### Your objective
For the material below, the sole required output is the number of lines that include "Allow".

### Extracted information
_ _ _
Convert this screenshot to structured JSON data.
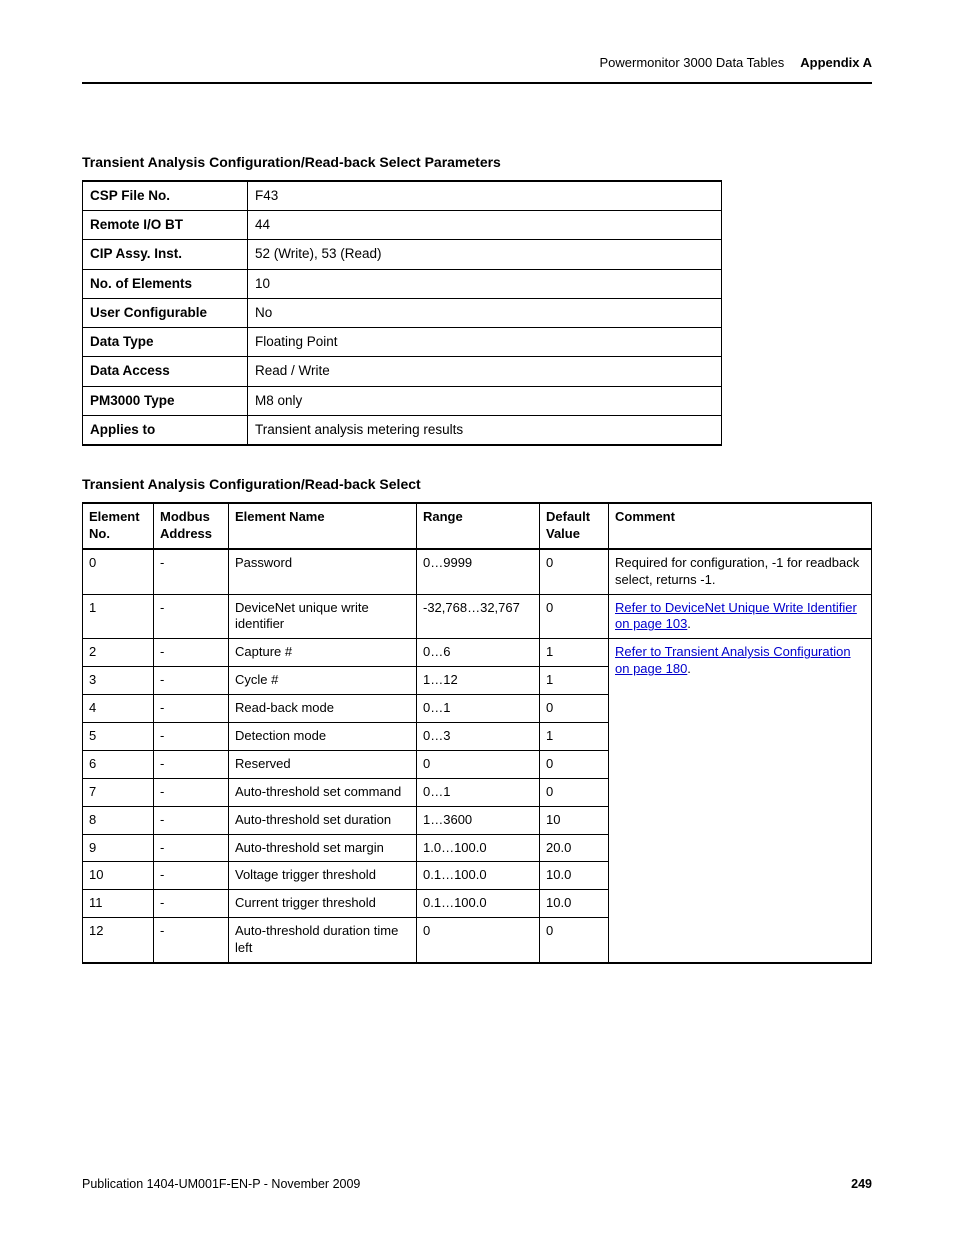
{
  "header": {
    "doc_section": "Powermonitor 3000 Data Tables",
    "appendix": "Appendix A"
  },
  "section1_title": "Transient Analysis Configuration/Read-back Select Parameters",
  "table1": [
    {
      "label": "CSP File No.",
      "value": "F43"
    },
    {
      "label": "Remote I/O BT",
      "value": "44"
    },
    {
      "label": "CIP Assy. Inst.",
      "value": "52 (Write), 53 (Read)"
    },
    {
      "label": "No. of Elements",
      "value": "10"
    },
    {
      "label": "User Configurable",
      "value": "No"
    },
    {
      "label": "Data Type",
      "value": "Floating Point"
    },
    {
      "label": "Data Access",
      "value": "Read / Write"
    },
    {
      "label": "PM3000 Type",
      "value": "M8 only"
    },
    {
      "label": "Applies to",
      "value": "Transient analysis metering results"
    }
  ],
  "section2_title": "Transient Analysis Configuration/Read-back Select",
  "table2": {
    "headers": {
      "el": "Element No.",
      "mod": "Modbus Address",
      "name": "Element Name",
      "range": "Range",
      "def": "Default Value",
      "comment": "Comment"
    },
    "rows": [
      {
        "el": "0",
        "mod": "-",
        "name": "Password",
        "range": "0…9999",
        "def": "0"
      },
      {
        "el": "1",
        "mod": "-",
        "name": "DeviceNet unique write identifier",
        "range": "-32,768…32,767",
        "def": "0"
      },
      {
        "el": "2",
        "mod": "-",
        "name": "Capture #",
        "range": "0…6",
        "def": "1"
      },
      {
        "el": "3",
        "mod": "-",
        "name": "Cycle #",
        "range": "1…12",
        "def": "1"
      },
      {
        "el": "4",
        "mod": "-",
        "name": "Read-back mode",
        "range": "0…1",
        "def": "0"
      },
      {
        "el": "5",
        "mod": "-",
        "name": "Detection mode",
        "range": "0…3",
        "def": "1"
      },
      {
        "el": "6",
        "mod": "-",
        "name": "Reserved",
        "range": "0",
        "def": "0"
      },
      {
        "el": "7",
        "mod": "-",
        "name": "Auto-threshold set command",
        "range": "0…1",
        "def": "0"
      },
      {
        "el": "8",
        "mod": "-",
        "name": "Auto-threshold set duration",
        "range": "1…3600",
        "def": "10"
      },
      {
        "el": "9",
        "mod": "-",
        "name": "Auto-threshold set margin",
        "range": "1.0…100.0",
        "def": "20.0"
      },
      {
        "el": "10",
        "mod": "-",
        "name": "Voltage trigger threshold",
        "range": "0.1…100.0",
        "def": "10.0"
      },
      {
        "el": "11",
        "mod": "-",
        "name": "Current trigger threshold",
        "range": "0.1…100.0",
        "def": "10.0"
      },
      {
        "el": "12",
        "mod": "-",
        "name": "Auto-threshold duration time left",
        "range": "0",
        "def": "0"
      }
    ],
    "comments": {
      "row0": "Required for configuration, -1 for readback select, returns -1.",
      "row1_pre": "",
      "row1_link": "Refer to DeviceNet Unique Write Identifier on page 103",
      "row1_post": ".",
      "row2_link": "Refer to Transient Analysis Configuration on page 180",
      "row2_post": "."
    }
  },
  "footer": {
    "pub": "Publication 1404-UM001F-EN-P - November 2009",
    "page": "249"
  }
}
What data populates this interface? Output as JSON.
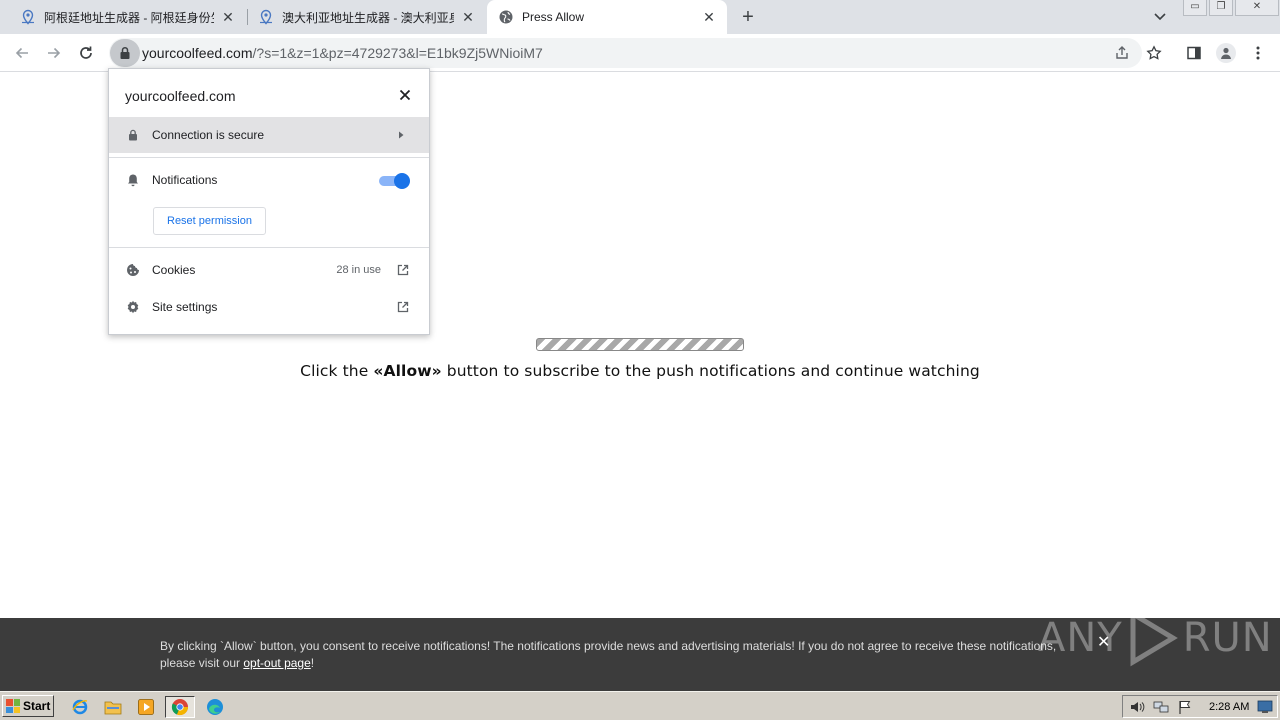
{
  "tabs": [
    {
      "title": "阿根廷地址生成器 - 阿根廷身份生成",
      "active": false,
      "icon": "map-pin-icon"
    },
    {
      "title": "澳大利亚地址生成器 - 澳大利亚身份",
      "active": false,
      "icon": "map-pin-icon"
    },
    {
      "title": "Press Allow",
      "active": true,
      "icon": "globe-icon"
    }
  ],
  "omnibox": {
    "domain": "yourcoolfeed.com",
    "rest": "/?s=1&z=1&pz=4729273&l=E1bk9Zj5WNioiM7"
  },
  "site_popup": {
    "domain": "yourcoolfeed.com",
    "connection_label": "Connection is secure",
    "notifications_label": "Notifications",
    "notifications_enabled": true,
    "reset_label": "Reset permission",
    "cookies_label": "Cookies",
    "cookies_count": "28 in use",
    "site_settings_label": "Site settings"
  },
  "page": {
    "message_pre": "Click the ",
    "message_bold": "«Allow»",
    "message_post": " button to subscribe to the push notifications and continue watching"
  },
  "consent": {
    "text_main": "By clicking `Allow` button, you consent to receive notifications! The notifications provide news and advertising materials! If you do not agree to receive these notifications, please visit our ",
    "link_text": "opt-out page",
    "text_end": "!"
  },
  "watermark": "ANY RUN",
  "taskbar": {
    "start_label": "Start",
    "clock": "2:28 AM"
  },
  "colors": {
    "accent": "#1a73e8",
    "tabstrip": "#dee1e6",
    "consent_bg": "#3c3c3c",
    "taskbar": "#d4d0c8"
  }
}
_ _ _
### Solution for this exercise
3